> _Exercise prompt_: What lines in the data below mention the string "Check"? Copy them out.

Data for processing Start Marker

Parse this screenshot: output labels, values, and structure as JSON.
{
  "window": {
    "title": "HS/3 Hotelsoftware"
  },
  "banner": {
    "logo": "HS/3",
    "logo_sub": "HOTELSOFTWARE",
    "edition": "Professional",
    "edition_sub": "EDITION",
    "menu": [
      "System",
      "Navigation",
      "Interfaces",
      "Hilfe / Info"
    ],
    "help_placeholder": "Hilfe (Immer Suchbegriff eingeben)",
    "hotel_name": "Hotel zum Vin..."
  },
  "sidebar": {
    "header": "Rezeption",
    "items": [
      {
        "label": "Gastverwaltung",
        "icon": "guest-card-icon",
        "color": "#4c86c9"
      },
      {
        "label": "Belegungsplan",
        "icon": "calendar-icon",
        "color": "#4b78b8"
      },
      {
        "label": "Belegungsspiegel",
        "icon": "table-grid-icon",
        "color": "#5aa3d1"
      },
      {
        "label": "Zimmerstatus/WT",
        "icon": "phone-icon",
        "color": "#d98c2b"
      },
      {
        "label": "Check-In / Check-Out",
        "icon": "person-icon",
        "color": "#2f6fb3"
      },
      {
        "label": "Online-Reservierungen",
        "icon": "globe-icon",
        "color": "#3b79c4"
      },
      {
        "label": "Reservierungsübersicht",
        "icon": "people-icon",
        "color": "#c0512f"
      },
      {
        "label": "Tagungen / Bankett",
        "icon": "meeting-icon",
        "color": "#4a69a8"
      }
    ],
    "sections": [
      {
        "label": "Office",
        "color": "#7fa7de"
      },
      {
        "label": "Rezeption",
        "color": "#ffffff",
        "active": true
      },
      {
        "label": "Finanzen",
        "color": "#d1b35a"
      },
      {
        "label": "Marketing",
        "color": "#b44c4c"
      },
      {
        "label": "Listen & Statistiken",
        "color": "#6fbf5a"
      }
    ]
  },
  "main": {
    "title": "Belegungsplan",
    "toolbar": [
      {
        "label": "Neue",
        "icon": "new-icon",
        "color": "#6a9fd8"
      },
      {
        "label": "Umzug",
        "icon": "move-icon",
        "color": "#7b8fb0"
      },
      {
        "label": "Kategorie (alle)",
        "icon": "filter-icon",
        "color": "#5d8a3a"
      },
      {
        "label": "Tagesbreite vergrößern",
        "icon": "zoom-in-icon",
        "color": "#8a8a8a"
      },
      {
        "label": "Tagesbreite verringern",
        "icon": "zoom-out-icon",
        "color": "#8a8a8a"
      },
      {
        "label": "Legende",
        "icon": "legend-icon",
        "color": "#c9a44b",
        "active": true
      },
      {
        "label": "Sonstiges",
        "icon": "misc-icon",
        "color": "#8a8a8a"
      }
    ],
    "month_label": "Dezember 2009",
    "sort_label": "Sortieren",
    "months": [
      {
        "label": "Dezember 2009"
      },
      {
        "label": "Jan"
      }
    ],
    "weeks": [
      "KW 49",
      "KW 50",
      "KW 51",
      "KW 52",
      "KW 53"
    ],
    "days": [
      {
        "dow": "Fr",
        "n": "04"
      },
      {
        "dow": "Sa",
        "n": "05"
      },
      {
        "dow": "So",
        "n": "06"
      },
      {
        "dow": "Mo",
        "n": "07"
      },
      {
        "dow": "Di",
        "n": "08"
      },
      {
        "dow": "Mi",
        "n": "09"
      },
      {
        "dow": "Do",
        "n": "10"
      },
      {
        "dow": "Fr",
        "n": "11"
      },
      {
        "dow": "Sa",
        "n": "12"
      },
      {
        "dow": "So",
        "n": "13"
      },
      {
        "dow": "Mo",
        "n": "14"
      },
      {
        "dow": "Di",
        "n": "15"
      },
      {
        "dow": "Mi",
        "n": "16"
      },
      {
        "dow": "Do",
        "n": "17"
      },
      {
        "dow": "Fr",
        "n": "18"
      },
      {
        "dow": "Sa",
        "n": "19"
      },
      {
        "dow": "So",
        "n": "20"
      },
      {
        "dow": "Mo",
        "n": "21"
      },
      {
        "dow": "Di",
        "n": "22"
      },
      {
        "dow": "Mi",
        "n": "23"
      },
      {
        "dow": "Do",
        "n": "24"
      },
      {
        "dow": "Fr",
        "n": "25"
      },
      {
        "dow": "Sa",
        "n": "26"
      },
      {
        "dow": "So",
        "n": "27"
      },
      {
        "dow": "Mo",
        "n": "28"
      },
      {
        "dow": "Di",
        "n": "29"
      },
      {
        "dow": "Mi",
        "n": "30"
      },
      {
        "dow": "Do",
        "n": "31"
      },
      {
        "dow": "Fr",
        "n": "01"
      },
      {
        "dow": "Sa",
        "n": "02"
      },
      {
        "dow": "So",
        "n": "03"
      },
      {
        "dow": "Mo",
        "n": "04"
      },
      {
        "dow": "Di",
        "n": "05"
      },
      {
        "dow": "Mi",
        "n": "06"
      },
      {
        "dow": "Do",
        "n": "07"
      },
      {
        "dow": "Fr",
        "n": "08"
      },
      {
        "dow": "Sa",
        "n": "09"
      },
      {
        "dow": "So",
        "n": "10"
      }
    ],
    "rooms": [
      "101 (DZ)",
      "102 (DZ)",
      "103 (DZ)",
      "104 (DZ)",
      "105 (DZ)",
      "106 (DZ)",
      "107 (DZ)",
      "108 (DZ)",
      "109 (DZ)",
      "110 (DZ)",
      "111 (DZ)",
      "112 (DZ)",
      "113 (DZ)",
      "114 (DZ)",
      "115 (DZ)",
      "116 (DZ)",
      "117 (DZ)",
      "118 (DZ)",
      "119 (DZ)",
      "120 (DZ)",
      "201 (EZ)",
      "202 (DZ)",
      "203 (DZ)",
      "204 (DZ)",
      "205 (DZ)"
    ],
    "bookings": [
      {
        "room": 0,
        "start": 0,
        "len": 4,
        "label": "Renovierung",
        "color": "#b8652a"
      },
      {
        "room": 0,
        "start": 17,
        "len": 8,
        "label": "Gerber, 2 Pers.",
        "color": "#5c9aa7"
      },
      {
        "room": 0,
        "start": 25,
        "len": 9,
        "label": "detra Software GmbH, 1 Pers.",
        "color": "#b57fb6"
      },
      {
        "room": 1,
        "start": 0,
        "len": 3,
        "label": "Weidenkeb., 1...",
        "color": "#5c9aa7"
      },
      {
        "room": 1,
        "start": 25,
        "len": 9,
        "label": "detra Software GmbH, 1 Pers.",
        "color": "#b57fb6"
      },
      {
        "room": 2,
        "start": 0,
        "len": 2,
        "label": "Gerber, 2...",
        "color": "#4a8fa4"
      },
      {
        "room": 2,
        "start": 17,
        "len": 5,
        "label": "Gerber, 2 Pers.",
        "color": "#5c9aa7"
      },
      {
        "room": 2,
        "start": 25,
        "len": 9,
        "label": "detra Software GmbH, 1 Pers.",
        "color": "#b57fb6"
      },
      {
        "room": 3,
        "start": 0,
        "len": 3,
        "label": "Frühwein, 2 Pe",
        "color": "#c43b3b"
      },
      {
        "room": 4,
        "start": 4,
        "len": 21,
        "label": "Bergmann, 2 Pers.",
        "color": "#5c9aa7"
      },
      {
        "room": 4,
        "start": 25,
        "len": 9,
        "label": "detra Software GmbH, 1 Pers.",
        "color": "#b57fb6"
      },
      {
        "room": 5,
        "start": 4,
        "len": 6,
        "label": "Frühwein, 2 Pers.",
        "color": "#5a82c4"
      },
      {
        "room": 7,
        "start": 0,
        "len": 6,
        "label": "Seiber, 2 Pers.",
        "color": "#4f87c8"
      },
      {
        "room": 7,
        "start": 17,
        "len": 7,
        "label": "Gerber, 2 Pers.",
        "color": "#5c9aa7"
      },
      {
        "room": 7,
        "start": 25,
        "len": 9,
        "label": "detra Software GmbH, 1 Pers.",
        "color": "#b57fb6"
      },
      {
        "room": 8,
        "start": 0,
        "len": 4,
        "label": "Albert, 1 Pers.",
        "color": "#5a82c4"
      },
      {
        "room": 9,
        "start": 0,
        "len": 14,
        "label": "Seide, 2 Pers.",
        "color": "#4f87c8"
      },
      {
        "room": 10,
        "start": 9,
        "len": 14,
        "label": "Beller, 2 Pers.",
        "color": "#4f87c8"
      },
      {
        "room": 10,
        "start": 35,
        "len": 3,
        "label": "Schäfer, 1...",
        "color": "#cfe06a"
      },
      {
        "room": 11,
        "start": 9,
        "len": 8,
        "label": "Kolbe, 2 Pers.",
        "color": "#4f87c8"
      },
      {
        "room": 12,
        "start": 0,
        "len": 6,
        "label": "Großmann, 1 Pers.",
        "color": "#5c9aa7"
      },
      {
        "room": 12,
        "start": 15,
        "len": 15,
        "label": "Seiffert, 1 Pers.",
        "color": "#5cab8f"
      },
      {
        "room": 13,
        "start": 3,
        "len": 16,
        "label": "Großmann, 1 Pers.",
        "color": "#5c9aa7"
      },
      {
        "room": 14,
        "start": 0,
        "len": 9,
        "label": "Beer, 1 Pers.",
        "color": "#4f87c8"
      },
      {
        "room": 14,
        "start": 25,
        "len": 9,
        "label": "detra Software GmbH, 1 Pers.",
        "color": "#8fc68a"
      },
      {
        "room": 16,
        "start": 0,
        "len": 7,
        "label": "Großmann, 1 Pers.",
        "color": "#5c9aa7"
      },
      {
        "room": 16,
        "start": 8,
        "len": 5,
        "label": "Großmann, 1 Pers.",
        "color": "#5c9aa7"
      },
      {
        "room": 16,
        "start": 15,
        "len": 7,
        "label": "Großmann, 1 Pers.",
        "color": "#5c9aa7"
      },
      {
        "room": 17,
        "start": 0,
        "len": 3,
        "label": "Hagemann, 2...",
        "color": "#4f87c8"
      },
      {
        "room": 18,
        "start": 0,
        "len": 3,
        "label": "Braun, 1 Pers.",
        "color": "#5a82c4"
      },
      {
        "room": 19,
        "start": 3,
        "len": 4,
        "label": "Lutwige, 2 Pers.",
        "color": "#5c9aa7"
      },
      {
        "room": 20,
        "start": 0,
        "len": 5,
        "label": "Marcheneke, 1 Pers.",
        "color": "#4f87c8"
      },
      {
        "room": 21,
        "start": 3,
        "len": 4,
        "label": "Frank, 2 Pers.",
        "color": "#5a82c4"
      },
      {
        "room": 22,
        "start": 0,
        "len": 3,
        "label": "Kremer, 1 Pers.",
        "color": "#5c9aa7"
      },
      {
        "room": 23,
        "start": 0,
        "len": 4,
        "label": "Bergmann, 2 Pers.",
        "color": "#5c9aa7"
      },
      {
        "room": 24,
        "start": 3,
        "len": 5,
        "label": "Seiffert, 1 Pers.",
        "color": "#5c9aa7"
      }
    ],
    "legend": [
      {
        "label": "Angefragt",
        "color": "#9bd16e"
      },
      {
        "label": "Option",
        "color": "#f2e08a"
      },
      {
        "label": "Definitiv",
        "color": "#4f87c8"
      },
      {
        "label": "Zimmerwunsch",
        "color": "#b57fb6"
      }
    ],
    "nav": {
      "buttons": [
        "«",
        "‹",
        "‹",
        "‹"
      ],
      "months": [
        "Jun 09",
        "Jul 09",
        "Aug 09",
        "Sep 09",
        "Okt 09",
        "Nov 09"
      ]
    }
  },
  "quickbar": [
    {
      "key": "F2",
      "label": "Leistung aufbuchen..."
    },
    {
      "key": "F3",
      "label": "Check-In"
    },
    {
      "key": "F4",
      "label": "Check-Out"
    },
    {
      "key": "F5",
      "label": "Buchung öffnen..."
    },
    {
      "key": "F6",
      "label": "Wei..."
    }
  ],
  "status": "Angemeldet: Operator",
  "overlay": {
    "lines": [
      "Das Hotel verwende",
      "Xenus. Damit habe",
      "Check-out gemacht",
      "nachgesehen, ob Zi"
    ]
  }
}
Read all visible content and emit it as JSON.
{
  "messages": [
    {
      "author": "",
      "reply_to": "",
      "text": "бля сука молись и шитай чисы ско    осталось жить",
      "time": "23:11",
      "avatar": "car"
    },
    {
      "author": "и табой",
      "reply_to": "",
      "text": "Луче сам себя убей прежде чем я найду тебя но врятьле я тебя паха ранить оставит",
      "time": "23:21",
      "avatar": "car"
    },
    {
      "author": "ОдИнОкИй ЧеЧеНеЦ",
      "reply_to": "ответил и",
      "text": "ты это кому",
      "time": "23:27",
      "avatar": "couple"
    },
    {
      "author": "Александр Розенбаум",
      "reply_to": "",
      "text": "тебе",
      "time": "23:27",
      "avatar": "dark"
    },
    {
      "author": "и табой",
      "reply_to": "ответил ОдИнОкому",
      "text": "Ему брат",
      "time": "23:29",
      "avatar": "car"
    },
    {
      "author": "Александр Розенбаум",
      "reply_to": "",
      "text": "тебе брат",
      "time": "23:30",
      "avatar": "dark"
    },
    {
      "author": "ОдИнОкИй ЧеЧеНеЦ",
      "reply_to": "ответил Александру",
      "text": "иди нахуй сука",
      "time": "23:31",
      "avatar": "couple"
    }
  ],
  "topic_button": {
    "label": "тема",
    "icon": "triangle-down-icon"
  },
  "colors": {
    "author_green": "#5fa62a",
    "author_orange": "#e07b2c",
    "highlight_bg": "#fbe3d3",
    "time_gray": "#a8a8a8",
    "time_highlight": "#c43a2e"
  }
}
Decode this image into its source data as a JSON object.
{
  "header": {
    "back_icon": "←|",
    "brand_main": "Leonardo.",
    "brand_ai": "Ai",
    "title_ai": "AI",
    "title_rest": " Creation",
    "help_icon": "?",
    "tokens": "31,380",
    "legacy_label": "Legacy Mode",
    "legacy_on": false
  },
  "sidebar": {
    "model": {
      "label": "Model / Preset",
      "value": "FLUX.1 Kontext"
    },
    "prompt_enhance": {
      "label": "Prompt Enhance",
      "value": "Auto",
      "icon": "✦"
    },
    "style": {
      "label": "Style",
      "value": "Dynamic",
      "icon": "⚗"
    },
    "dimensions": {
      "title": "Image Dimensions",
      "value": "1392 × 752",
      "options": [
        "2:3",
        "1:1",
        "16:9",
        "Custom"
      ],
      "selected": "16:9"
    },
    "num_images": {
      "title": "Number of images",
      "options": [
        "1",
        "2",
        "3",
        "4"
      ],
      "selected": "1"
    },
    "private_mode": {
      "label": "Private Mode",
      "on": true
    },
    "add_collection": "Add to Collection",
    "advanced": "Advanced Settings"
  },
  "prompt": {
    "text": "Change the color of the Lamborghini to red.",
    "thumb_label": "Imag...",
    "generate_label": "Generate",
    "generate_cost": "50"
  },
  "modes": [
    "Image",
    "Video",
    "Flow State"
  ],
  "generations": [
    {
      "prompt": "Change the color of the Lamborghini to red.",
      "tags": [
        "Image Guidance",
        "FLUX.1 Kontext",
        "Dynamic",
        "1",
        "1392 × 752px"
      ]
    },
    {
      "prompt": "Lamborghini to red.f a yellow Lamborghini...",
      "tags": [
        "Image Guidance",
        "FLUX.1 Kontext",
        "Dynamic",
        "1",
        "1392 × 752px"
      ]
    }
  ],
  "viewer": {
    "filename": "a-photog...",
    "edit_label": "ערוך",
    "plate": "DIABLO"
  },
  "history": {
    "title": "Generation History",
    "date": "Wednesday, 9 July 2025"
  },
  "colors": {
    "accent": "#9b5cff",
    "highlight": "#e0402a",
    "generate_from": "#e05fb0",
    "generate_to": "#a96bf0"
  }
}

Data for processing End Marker

> _Answer box_:
        "label": "Check-In / Check-Out",
      "label": "Check-In"
      "label": "Check-Out"
      "Check-out gemacht",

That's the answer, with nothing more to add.